Tip or Marginal Leaf Burn. Yellowing at the tips or edges of the leaves usually indicates excess salts in the soil, rather than a disease. To alleviate this problem, flood the soil several times each year to help dilute and leach out the salts.
Citrus Greening. This bacterial disease is spread by the Asian citrus psylid and causes yellow mottling on the leaves. You might also notice that the midvein seems enlarged and pronounced. There is no cure for this disease, although proper care can help the tree survive.
Cigar Leaf Curling. Wilted, curled and brittle leaves usually indicate the tree isn’t getting enough water. Install at least three drip irrigators under the tree. Water frequently during dry weather so the soil is moistened to a depth of 2 feet beneath the surface.
Diseases of the Fruit

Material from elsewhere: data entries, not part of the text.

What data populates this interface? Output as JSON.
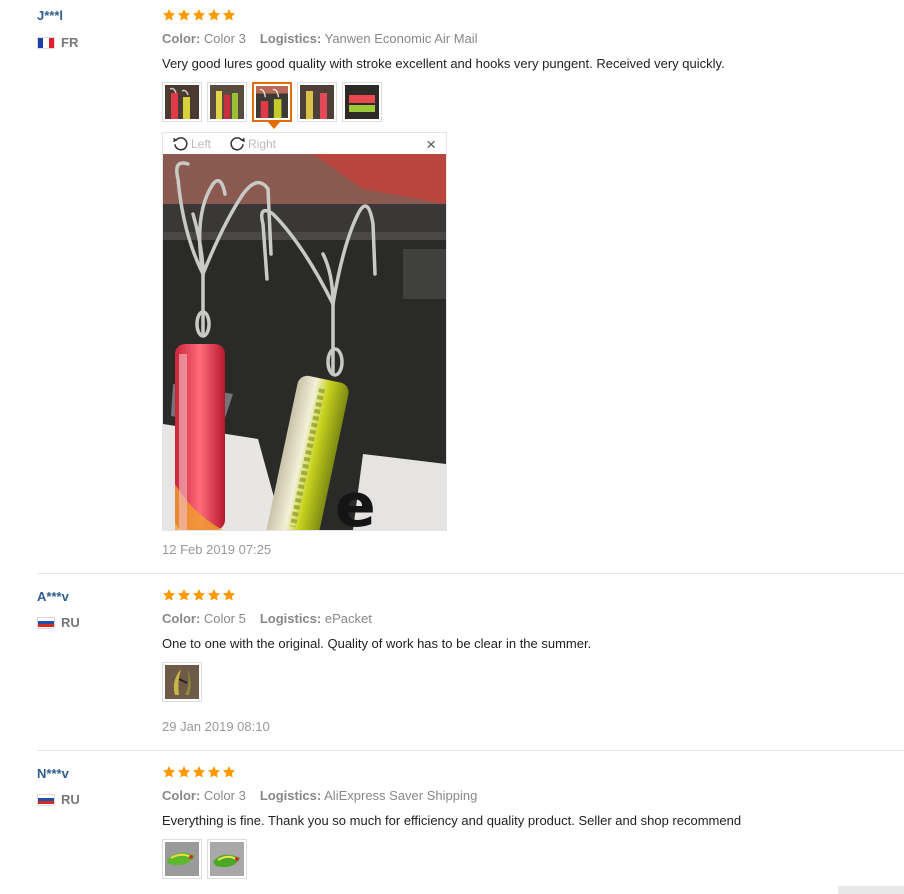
{
  "labels": {
    "color": "Color:",
    "logistics": "Logistics:"
  },
  "viewer": {
    "left_label": "Left",
    "right_label": "Right",
    "close_symbol": "×"
  },
  "colors": {
    "star": "#f90",
    "link": "#2f5e8d",
    "active_border": "#e56a00"
  },
  "reviews": [
    {
      "user": "J***l",
      "country": "FR",
      "flag": "france-flag-icon",
      "rating": 5,
      "color": "Color 3",
      "logistics": "Yanwen Economic Air Mail",
      "text": "Very good lures good quality with stroke excellent and hooks very pungent. Received very quickly.",
      "photo_count": 5,
      "selected_photo": 3,
      "date": "12 Feb 2019 07:25"
    },
    {
      "user": "A***v",
      "country": "RU",
      "flag": "russia-flag-icon",
      "rating": 5,
      "color": "Color 5",
      "logistics": "ePacket",
      "text": "One to one with the original. Quality of work has to be clear in the summer.",
      "photo_count": 1,
      "date": "29 Jan 2019 08:10"
    },
    {
      "user": "N***v",
      "country": "RU",
      "flag": "russia-flag-icon",
      "rating": 5,
      "color": "Color 3",
      "logistics": "AliExpress Saver Shipping",
      "text": "Everything is fine. Thank you so much for efficiency and quality product. Seller and shop recommend",
      "photo_count": 2
    }
  ]
}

Citrus Stubborn Disease. This disease causes lopsided fruit, with the seed pocket on one side of the fruit, rather than in the center. The disease is spread by leafhoppers. Spray infested trees with insecticidal soap or oil to treat the leafhoppers.
Alternaria Black Fungus. This disease causes a black fungus to grow inside the fruit. There is no control for the disease, although it is more prevalent after rainy weather. Discard the affected fruit, as well as leaf litter.
Fruit Splitting. This frustrating condition causes the fruit to split open before it is harvested. Fruit splitting is caused not by a disease, but by inconsistent watering and fertilizing. To prevent this problem, water orange trees deeply every one to two weeks, depending on growing conditions.
For more information, visit the following links:
Diagnosing Home Citrus Problems from the University of Arizona Extension
Identifying Citrus Tree Diseases from the University of California Davis IPM
Julie Christensen learned about gardening on her grandfather’s farm and mother’s vegetable garden in southern Idaho. Today, she lives and gardens on the high plains of Colorado. When she’s not digging in the dirt, Julie writes about food, education, parenting and gardening.